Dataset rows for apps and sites
== == ==
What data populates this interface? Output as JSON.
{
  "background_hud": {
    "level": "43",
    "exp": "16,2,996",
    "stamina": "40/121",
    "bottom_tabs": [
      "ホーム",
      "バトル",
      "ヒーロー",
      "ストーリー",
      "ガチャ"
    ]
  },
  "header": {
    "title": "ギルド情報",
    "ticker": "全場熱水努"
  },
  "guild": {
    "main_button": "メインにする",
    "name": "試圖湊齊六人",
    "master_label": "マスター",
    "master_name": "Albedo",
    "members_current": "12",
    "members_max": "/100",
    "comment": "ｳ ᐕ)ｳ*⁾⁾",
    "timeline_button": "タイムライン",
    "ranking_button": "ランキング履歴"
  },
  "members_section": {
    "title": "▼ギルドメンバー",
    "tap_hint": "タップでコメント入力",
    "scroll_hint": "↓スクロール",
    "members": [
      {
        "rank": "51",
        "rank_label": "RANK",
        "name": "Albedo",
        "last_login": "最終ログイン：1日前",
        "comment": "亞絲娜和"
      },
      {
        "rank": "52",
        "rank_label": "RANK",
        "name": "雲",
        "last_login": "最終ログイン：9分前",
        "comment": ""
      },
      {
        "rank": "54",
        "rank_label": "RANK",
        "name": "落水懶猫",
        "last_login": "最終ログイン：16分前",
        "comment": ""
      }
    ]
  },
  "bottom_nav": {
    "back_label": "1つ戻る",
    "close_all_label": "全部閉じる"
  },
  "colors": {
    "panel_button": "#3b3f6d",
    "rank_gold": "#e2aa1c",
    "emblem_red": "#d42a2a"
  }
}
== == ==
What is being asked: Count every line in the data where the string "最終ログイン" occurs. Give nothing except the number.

Solution to the exercise: 3